I wouldn’t be the least bit surprised if it were found they manufactured the BMW bags.
I’ve also picked up some of their dri-bags at REI for camping, and they work just as well. I did purchase the BMW tail bag for my RT (not the ones reviewed here, but the same materials), and it’s so much easier to mount/unmount and carry that I rarely bother with the hard case at all.
That was a bargain compared to other BMW-branded gear at $170; buying at a New Hampshire dealer also saves the sales tax. Regarding the branding — I’d probably go for the “GS” bag if it didn’t have it in huge red letters. But it does, so I won’t.”
From “D.S.C.” (January 2012): “They look to be of good build quality with all the bells and whistles we have come to expect from BMW but I wonder how long they can keep over branding their products until most riders are turned off by the “Costume” that we BMW riders are forced to accept if we want some good quality BMW gear.
I am in the marketing business and it seems like they might be alienating their audience with these kind of things — they are me.
You don’t see a BMW car guy walking around with BMW pants, jacket with huge logo or BMW luggage written in big red letters.
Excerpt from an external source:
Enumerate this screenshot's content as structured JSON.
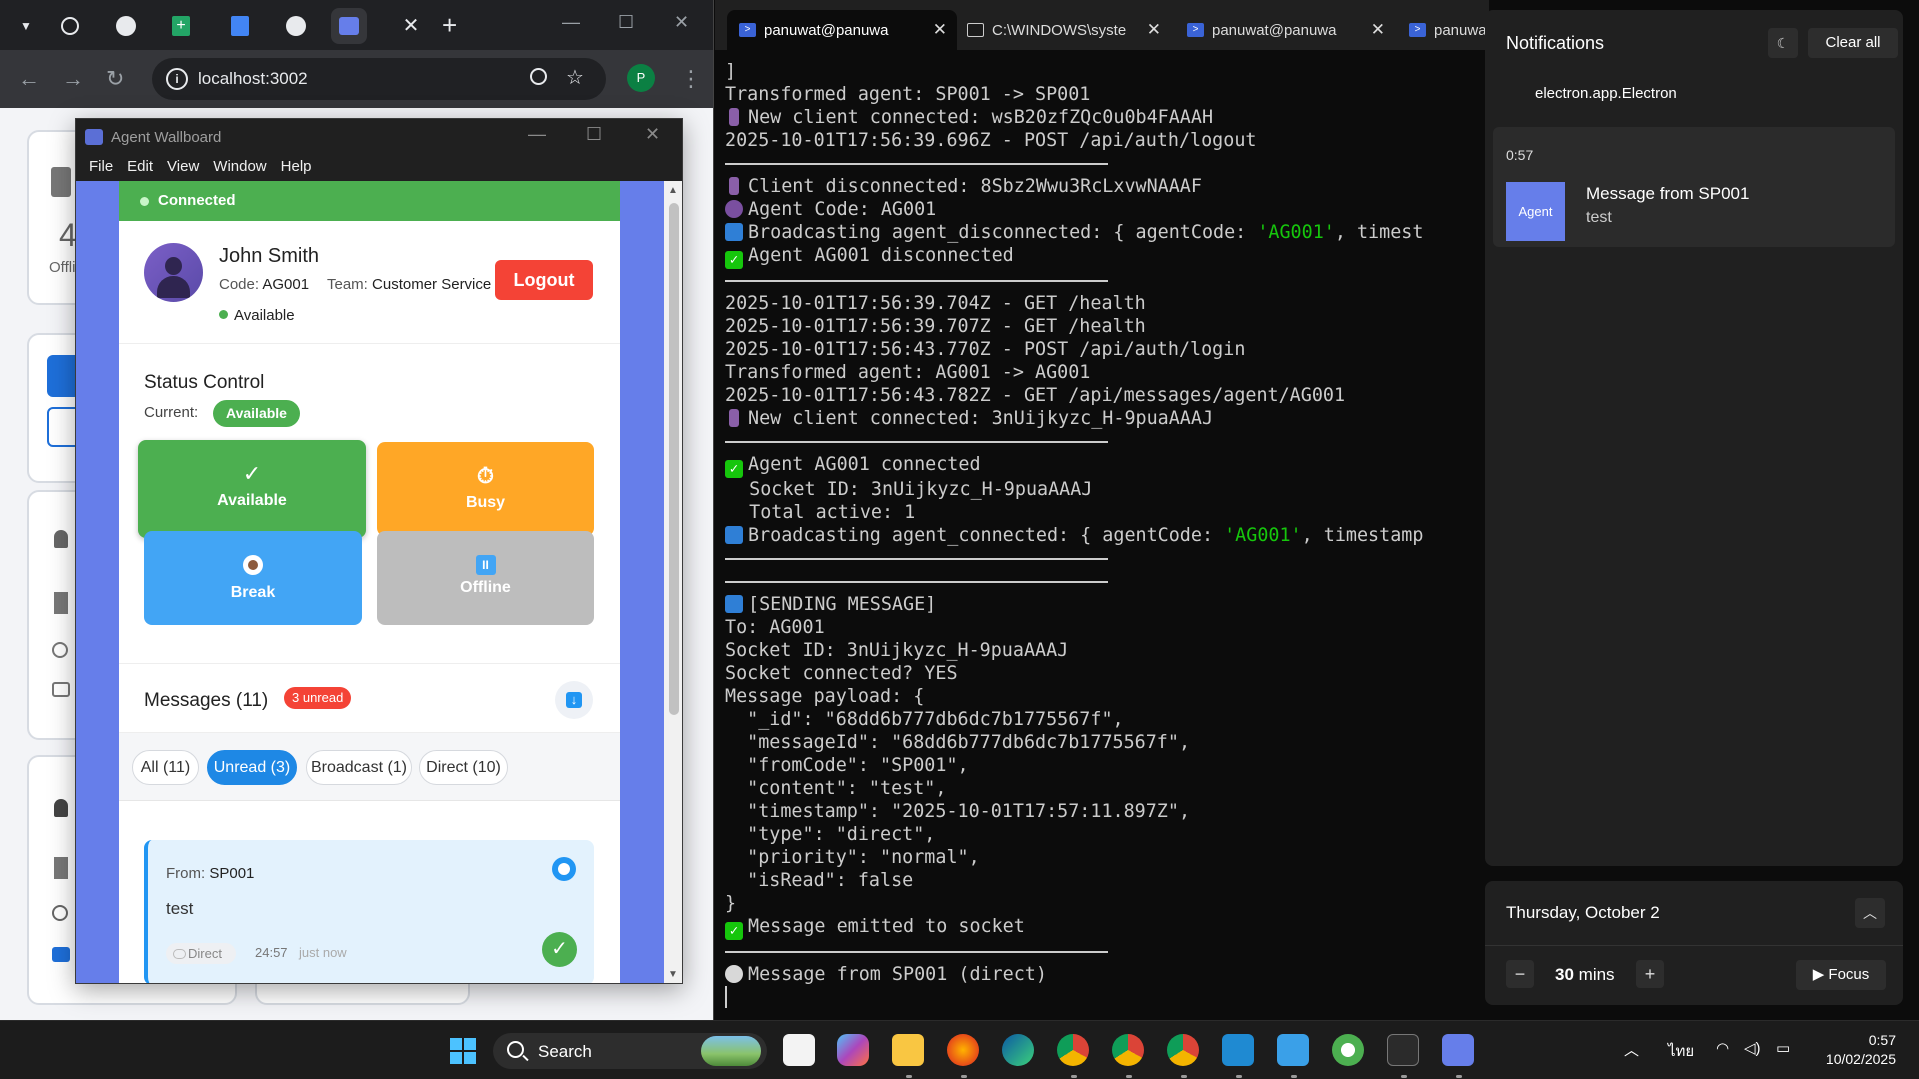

Its disappointing as the gear is pretty darn good and industry leading.
Don’t make me look like a chump by plastering a billboard on everything that you sell. These bags are a very good (or should I say poor) example of how to make us all look like geeks.
I like their products – In fact many of their suits are some of the best – notwithstanding the new Rally suit I have that leaks… 😉
However, they seem to be getting more and more overzealous about branding and given I have been creating brands for 20 something years now think they might have stretched it a bit much…
When I saw the bags and the huge red logo my first thought was “If I saw a guy riding an adventure with a BMW suit on and those bags, I would think geek…not rugged technical quality or Adventure”.
And I have a BMW suit and an Adventure, so I am not too far off am I?
One never ever wants to forget the core values of their brand. Even though we might be weekend adventurers that feel more comfortable in a set of loafers than sitting on top of Mt Rainer, we still want to think that is who we are when we hop on for a ride to the Starbucks.
By the way, awesome site and have been visiting almost daily for years now – keep up the good work.”
From “J” (January 2012): “Take a look at this (similar) bag at Louis (Europe). I have one of those in grey (now discounted, still in black) and I am very happy with it. Waterproof and under 20€.
I don’t know if they serve to where you live (ok if you live in New Zealand or Niger but not to USA or Canada??) And the rest of products of Ortlieb seems very good also.
I would say that the “sponsored” (BMW bag) is also made by them, or the design is very close to the “Rack-Pack” one.”